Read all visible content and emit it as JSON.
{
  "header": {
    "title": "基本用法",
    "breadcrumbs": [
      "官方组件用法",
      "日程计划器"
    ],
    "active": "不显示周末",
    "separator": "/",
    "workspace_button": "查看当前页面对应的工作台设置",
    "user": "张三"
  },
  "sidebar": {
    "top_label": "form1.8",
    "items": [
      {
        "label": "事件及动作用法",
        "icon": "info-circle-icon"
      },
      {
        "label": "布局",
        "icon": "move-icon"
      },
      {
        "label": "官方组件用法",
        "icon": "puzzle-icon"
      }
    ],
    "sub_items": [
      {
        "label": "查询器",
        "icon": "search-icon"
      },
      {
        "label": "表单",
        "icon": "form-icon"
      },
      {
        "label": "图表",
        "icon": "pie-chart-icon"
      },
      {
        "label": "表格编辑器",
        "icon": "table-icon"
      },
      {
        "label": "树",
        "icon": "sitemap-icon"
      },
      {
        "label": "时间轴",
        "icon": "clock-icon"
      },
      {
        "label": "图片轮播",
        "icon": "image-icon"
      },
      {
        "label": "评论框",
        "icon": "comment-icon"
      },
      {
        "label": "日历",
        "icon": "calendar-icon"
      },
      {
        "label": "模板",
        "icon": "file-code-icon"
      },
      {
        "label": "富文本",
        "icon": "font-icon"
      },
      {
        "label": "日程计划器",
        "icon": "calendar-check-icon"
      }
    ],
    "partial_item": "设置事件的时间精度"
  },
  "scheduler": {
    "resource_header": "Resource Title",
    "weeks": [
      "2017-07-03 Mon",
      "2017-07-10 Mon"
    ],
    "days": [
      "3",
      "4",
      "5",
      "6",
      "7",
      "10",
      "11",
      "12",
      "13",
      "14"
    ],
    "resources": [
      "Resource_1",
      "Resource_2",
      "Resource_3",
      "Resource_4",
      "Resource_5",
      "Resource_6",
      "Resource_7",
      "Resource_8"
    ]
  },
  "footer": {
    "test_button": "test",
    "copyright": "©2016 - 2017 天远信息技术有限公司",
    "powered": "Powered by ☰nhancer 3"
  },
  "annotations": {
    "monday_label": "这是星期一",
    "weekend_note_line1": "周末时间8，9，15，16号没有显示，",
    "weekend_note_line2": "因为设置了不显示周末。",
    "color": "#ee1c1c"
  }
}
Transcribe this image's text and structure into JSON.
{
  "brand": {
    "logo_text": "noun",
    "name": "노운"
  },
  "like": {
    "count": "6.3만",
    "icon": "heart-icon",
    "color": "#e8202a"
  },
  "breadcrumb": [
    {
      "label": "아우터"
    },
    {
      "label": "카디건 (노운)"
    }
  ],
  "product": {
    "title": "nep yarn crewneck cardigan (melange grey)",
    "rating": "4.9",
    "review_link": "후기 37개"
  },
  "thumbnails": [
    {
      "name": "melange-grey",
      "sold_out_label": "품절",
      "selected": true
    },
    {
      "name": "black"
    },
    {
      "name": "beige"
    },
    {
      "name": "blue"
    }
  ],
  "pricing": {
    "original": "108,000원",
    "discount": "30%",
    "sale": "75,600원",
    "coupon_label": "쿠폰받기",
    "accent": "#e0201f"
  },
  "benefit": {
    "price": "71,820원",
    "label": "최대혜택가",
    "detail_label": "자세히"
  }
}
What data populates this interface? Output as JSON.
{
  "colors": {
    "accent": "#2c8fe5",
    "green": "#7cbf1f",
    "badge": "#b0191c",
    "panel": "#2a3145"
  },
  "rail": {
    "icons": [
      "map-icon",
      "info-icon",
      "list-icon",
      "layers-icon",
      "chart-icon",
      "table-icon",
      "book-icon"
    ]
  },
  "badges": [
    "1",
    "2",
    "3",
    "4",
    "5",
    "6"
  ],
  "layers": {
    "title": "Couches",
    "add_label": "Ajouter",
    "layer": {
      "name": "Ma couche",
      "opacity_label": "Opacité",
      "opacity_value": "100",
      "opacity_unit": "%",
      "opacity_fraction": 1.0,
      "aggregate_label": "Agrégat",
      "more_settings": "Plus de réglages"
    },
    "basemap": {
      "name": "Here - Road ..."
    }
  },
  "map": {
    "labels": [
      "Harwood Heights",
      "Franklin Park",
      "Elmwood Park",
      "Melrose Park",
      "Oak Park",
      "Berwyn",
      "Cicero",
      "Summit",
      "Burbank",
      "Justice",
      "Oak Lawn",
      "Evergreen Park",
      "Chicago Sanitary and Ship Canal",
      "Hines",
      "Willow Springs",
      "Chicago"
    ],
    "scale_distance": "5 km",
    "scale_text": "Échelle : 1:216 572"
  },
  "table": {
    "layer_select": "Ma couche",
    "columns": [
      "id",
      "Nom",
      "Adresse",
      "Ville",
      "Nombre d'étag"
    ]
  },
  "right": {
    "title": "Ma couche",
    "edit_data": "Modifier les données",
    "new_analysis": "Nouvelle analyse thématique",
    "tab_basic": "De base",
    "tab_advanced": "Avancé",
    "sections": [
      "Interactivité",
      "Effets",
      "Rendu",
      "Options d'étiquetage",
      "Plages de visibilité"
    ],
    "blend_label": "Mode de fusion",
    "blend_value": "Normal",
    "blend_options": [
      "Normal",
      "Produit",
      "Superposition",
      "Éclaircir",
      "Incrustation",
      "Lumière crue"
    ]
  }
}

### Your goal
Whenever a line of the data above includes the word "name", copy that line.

### Exercise response
    "name": "노운"
      "name": "melange-grey",
      "name": "black"
      "name": "beige"
      "name": "blue"
      "name": "Ma couche",
      "name": "Here - Road ..."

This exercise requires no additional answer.